Better Late Than Never For US Taxes

When moving abroad, there are many logistics to consider – one of which is your US tax obligation. Occasionally, though, US expats find themselves in a situation where they haven’t filed a tax return – whether it’s because they were unaware of the deadline or perhaps didn’t know they needed to file. Luckily, there are ways to catch up on late expat taxes – here’s what you should know.
By David McKeegan

You’ll want to first determine how many years of past due taxes you need to file in order to catch up. The IRS requests that you file for all years in which you’re behind, and provides several ways to do so – including two amnesty programs launched back in 2012, which allows taxpayers to catch up without facing serious penalties.


Streamlined Filing Procedures
• If you haven’t willfully hidden money in offshore accounts (meaning you were unaware of your obligation to file), you can utilize the Streamlined Filing Procedures and avoid penalties.
• To do so, you must submit the past three years of delinquent taxes and past six years of Foreign Bank Account Reports (FBARs) in order to catch up.
• The FBAR requires that you report your foreign bank account(s) that exceed $10,000 at any point in the filing year – whether the total amount was in a single account or spread across multiple accounts.


Offshore Voluntary Disclosure Program
• The Offshore Voluntary Disclosure Program (OVDP) is for taxpayers who willfully hid money in offshore accounts, but offers the ability to avoid criminal charges by letting the taxpayer voluntarily come forward before the IRS finds the delinquency.
• Those using the OVDP will face large penalties, as they typically owe significant amounts of tax – but with the benefit of avoiding criminal charges, this program is the way to go for those in this situation.

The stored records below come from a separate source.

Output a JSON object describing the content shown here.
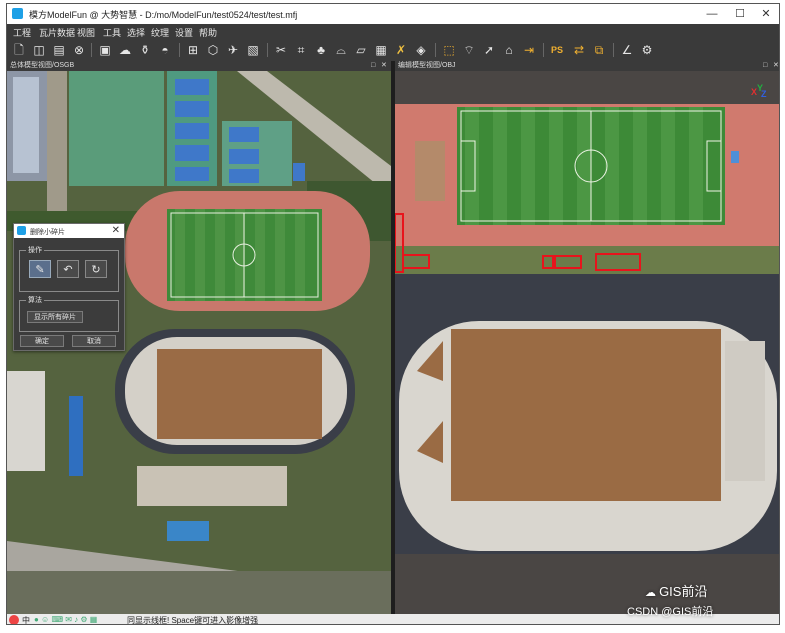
{
  "window": {
    "title": "模方ModelFun @ 大势智慧 - D:/mo/ModelFun/test0524/test/test.mfj",
    "minimize": "—",
    "maximize": "☐",
    "close": "✕"
  },
  "menu": [
    "工程",
    "瓦片数据",
    "视图",
    "工具",
    "选择",
    "纹理",
    "设置",
    "帮助"
  ],
  "toolbar": {
    "icons": [
      "new-file-icon",
      "split-view-icon",
      "clipboard-icon",
      "clear-icon",
      "stop-icon",
      "cloud-icon",
      "vase-icon",
      "fill-icon",
      "grid-icon",
      "cube-icon",
      "airplane-icon",
      "image-icon",
      "scissors-icon",
      "crop-icon",
      "tree-icon",
      "bridge-icon",
      "flatten-icon",
      "building-icon",
      "brush-delete-icon",
      "paint-bucket-icon",
      "select-rect-icon",
      "select-lasso-icon",
      "cursor-icon",
      "basket-icon",
      "arrow-right-icon",
      "ps-icon",
      "texture-swap-icon",
      "layers-icon",
      "angle-icon",
      "gear-icon"
    ],
    "ps_label": "PS"
  },
  "panels": {
    "left_title": "总体模型视图/OSGB",
    "right_title": "编辑模型视图/OBJ",
    "float_icon": "□",
    "close_icon": "✕"
  },
  "dialog": {
    "title": "删除小碎片",
    "close": "✕",
    "group_ops_label": "操作",
    "group_algo_label": "算法",
    "show_all_label": "显示所有碎片",
    "ok_label": "确定",
    "cancel_label": "取消"
  },
  "axes": {
    "x": "X",
    "y": "Y",
    "z": "Z"
  },
  "statusbar": {
    "text": "同显示线框! Space键可进入影像增强",
    "ime_icon_text": "中"
  },
  "watermark": {
    "brand": "GIS前沿",
    "source": "CSDN @GIS前沿"
  },
  "colors": {
    "accent": "#1ea0e6",
    "selection_red": "#e8141c",
    "toolbar_bg": "#3a3a3a"
  }
}
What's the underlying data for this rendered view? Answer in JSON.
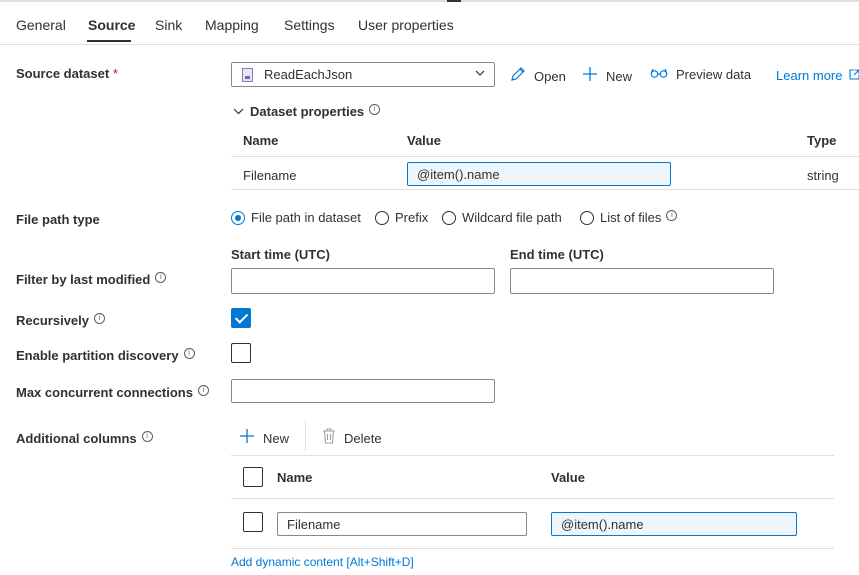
{
  "tabs": [
    {
      "label": "General"
    },
    {
      "label": "Source"
    },
    {
      "label": "Sink"
    },
    {
      "label": "Mapping"
    },
    {
      "label": "Settings"
    },
    {
      "label": "User properties"
    }
  ],
  "source_dataset": {
    "label": "Source dataset",
    "required_mark": "*",
    "selected": "ReadEachJson",
    "open_label": "Open",
    "new_label": "New",
    "preview_label": "Preview data",
    "learn_more_label": "Learn more"
  },
  "dataset_properties": {
    "title": "Dataset properties",
    "columns": {
      "name": "Name",
      "value": "Value",
      "type": "Type"
    },
    "rows": [
      {
        "name": "Filename",
        "value": "@item().name",
        "type": "string"
      }
    ]
  },
  "file_path_type": {
    "label": "File path type",
    "options": [
      "File path in dataset",
      "Prefix",
      "Wildcard file path",
      "List of files"
    ],
    "selected_index": 0
  },
  "filter_last_modified": {
    "label": "Filter by last modified",
    "start_label": "Start time (UTC)",
    "end_label": "End time (UTC)",
    "start_value": "",
    "end_value": ""
  },
  "recursively": {
    "label": "Recursively",
    "checked": true
  },
  "partition_discovery": {
    "label": "Enable partition discovery",
    "checked": false
  },
  "max_connections": {
    "label": "Max concurrent connections",
    "value": ""
  },
  "additional_columns": {
    "label": "Additional columns",
    "new_label": "New",
    "delete_label": "Delete",
    "columns": {
      "name": "Name",
      "value": "Value"
    },
    "rows": [
      {
        "name": "Filename",
        "value": "@item().name"
      }
    ],
    "dynamic_content_label": "Add dynamic content [Alt+Shift+D]"
  },
  "icons": {
    "info": "info-icon",
    "open": "pencil-icon",
    "new": "plus-icon",
    "preview": "glasses-icon",
    "external": "external-link-icon",
    "delete": "trash-icon",
    "dataset": "dataset-icon",
    "chevron": "chevron-down-icon"
  },
  "colors": {
    "accent": "#0078d4",
    "text": "#323130",
    "required": "#a4262c",
    "border": "#8a8886"
  }
}
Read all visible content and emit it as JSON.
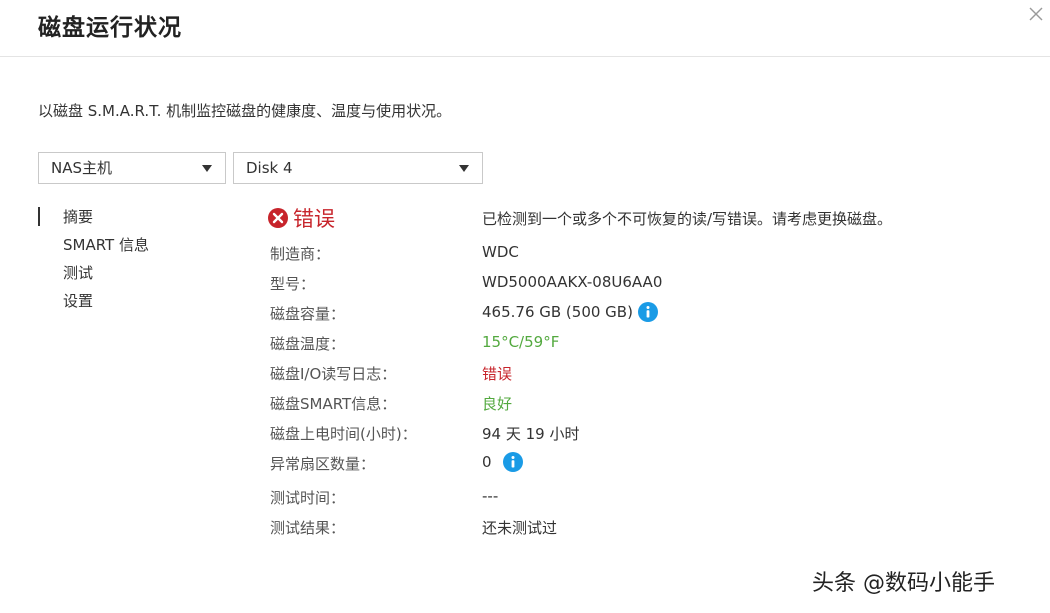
{
  "dialog": {
    "title": "磁盘运行状况",
    "description": "以磁盘 S.M.A.R.T. 机制监控磁盘的健康度、温度与使用状况。"
  },
  "selectors": {
    "host": "NAS主机",
    "disk": "Disk 4"
  },
  "nav": {
    "items": [
      {
        "label": "摘要",
        "active": true
      },
      {
        "label": "SMART 信息",
        "active": false
      },
      {
        "label": "测试",
        "active": false
      },
      {
        "label": "设置",
        "active": false
      }
    ]
  },
  "summary": {
    "status_label": "错误",
    "status_message": "已检测到一个或多个不可恢复的读/写错误。请考虑更换磁盘。",
    "rows": [
      {
        "label": "制造商：",
        "value": "WDC"
      },
      {
        "label": "型号：",
        "value": "WD5000AAKX-08U6AA0"
      },
      {
        "label": "磁盘容量：",
        "value": "465.76 GB (500 GB)"
      },
      {
        "label": "磁盘温度：",
        "value": "15°C/59°F"
      },
      {
        "label": "磁盘I/O读写日志：",
        "value": "错误"
      },
      {
        "label": "磁盘SMART信息：",
        "value": "良好"
      },
      {
        "label": "磁盘上电时间(小时)：",
        "value": "94 天 19 小时"
      },
      {
        "label": "异常扇区数量：",
        "value": "0"
      },
      {
        "label": "测试时间：",
        "value": "---"
      },
      {
        "label": "测试结果：",
        "value": "还未测试过"
      }
    ]
  },
  "colors": {
    "error": "#c7242b",
    "good": "#53a93f",
    "info": "#1a9be6"
  },
  "icons": {
    "close": "close-icon",
    "status": "error-circle-icon",
    "info": "info-icon"
  },
  "watermark": "头条 @数码小能手"
}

Things to Consider When Late Filing
Fortunately, the IRS isn’t quite as harsh as you’d expect when it comes to late taxes. If you’re honest and show that you are making an effort to become compliant on your expat taxes, the IRS will likely take it easy on you.

It’s important to be aware that if you have a balance due on your tax return and you miss the deadline, the IRS can assess the following penalties on your taxes:

• Failure to File: Expats receive an automatic two-month extension until 15 June for filing US taxes, and they can also request an extension until 17 October (for the 2016 filing year). Note that requesting an extension provides an extension of time to file, but NOT an extension of time to pay any taxes owed to the IRS. If you owe taxes, your interest begins accruing from the first tax deadline, 15 April (18 April in 2016). Also, if you don’t request an extension to file by 15 June and don’t file, a late payment penalty of 5% may be assessed each month until the tax is paid.
• Failure to Pay US Tax Penalty: The penalty is 0.5% of your tax due for each full month you haven’t paid the tax – and there is no maximum.
• Assessment of Interest on US Taxes: The rate is based on market activity, and changes every three months. Interest is charged every day that your balance isn’t paid in full – and there is no maximum here, either.


If you have no balance due and will be getting a refund on your US taxes, you don’t need to worry about interest or penalties. You have three years to claim a refund on your US taxes – but if you have a balance due, the IRS can pursue collection for ten years.

If you haven’t filed your US taxes and the IRS receives information about your income, they have the ability to file on your behalf. However, they don’t make an allowance for deductions or exemptions – they simply assess a balance due in order to begin their pursuit of collecting taxes. In this case, filing your taxes as soon as possible is key.


Next Steps To Take
If you missed the tax deadline for the year, you may also simply file your expat tax return late in order to become compliant. The two amnesty programs mentioned above tend to be best for taxpayers who are severely delinquent on multiple years of tax returns. It’s a good idea to consult an expat tax professional to discuss your particular situation and determine the best way to catch up.


This post was written by David McKeegan, co-founder of Greenback Expat Tax Services. Greenback offers straightforward pricing, a simple, hassle-free process, and CPAs and IRS Enrolled Agents who have extensive experience in the field of expat tax preparation. For more information about FBAR, expat taxes or Greenback, please visit